- _WHAT IS REQUIRED_
Scan the entries for lines with "home" and say how many there are, with nothing more.

····················

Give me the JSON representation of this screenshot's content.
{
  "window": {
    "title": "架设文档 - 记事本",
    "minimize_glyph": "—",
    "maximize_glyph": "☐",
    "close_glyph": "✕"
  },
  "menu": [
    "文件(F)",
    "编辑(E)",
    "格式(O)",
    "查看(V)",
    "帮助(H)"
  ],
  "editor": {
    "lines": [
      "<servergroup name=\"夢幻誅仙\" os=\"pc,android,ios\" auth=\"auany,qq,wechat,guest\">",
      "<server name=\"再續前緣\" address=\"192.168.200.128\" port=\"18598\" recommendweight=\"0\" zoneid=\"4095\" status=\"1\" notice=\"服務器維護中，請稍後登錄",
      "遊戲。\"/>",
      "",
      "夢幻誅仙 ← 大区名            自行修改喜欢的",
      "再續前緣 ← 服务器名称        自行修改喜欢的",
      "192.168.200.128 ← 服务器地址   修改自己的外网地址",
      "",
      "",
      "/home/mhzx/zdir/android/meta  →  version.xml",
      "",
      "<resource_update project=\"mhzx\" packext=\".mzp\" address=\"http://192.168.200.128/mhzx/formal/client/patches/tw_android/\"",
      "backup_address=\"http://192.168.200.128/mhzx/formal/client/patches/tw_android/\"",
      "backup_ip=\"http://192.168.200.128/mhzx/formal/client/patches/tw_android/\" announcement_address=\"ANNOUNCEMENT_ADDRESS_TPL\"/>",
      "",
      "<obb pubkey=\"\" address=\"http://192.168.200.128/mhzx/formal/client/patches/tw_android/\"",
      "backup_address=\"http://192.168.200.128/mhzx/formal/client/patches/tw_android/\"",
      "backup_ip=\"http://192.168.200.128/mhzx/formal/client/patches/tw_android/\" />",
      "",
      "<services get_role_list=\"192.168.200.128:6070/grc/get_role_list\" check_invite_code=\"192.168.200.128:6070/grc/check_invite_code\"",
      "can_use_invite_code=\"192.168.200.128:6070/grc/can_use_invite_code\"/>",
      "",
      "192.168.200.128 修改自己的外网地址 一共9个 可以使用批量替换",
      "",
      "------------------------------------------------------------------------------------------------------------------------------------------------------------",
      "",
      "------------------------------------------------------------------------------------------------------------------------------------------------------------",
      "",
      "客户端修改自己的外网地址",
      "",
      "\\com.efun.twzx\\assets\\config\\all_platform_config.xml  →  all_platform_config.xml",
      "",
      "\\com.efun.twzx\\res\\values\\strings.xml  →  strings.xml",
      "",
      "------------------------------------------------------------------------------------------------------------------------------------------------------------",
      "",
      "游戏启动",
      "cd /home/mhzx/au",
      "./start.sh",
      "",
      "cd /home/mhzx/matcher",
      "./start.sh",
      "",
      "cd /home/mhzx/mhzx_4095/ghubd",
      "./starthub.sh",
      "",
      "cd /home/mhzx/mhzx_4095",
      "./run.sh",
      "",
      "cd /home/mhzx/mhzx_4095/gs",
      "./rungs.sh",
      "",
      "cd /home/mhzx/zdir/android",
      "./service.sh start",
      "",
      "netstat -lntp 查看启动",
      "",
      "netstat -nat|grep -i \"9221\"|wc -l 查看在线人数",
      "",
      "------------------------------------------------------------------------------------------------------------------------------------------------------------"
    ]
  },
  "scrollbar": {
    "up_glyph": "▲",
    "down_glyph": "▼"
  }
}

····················

- _THE COMPLETED TASK_
7